Students study: poetic form, meaning and language a selection of post-2000 specified poetry and a specified range of poetry from either a literary period (either pre- or post-1900) or a named poet from within a literary period.
Component 4: Coursework
Students have a free choice of two texts to study. The chosen texts must be different from those studied in Components 1, 2 and 3 and must be complete texts and may be linked by theme, movement, author or period. They may be selected from poetry, drama, prose or literary non-fiction.
7 in both GCSE English Language and English Literature
How it will be assessed:
Component 1 30% of A Level: Written examination, lasting 2 hours and 15 minutes. Open book – clean copies of the drama texts can be taken into the examination. The Critical Anthology must not be taken into the examination. Total of 60 marks available – 35 marks for Section A and 25 marks for Section B.
Section A – Shakespeare: one essay question from a choice of two, incorporating ideas from wider critical reading. Section B – Other Drama: one essay question.
Component 2: 20% of the A Level: Written examination, lasting 1 hour. Open book – clean copies of the prose texts can be taken into the examination. Students answer one comparative essay question from a choice of two on their studied theme.
Component 3: 30% of the A Level: Written examination, lasting 2 hours and 15 minutes. Open book – clean copies of the poetry texts can be taken into the examination. Two sections, of 30 marks each, where students answer one question from a choice of two, comparing an unseen poem with a named poem from their studied contemporary text and one question from a choice of two on their studied movement/poet.
Component 4: 20% of the A Level: Students produce one assignment, an extended comparative essay referring to two texts with an advisory total word count of 2500–3000 words.
How to apply
You can apply for this course through UCAS Progress.
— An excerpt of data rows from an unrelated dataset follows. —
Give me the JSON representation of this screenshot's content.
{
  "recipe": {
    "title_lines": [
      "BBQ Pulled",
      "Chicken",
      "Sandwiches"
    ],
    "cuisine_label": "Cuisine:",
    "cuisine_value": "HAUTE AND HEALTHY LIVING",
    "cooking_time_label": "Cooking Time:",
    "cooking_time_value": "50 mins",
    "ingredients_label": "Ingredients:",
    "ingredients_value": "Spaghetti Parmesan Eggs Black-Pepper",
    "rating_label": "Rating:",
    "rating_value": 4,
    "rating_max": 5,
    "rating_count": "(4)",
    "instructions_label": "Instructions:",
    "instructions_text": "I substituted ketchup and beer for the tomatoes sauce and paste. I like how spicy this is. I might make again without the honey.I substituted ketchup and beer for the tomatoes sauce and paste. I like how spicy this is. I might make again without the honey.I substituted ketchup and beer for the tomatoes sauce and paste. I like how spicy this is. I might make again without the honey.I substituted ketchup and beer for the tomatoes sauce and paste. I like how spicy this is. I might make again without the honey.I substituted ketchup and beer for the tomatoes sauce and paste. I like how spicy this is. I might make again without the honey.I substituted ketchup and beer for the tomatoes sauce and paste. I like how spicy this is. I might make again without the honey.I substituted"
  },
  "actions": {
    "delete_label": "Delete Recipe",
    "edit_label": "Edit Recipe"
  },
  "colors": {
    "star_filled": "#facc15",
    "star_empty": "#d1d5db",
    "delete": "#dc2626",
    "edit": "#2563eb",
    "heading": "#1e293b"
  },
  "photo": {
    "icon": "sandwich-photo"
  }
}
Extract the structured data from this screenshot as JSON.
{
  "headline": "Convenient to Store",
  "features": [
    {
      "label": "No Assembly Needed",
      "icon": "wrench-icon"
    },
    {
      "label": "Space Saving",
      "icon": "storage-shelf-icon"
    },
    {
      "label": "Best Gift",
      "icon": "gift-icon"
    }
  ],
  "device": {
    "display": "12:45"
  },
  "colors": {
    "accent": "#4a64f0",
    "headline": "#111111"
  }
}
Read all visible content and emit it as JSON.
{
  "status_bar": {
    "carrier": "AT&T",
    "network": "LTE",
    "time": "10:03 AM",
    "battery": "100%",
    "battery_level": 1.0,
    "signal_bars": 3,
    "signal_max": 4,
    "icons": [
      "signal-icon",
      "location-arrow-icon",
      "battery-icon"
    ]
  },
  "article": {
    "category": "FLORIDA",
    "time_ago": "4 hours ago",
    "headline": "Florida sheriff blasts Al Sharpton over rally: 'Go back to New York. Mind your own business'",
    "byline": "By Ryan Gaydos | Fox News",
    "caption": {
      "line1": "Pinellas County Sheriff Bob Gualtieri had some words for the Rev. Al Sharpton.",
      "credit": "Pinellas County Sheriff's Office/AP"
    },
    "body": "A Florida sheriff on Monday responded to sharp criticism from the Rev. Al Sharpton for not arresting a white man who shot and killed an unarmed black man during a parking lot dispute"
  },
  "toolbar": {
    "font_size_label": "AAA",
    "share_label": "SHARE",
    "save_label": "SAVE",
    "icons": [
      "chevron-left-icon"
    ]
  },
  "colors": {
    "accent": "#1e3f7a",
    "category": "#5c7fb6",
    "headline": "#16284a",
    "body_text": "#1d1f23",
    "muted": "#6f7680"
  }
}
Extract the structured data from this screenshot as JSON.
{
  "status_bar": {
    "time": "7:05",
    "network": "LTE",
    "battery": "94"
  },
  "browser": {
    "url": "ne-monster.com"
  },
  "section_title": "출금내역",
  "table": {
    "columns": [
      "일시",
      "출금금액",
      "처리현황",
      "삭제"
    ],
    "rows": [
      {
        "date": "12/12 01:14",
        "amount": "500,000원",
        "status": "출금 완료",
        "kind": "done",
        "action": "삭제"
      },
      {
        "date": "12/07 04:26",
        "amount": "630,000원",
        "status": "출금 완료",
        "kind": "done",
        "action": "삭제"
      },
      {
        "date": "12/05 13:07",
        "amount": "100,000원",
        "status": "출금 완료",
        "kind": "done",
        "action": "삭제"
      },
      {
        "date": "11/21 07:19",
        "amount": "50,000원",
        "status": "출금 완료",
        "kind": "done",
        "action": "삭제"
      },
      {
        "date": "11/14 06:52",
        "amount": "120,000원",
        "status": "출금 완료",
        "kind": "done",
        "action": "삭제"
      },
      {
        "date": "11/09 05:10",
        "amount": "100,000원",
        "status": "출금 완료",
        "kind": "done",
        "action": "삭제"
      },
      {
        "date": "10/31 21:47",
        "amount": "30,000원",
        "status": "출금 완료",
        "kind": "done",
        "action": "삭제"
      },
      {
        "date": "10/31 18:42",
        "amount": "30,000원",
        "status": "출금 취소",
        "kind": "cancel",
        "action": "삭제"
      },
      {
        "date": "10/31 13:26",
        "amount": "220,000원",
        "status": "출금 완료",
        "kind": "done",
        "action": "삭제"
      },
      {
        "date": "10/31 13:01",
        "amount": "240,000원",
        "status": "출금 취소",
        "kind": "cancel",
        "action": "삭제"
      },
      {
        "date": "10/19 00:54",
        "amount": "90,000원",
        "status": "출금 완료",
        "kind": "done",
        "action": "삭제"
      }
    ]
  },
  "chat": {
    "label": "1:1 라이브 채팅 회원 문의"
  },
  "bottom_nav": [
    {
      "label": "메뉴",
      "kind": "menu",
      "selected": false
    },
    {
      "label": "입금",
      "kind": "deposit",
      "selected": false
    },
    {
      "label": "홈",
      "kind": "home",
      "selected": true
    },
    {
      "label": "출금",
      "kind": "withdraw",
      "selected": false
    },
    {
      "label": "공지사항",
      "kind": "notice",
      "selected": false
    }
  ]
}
Add this course to your favourites so you can start making an application.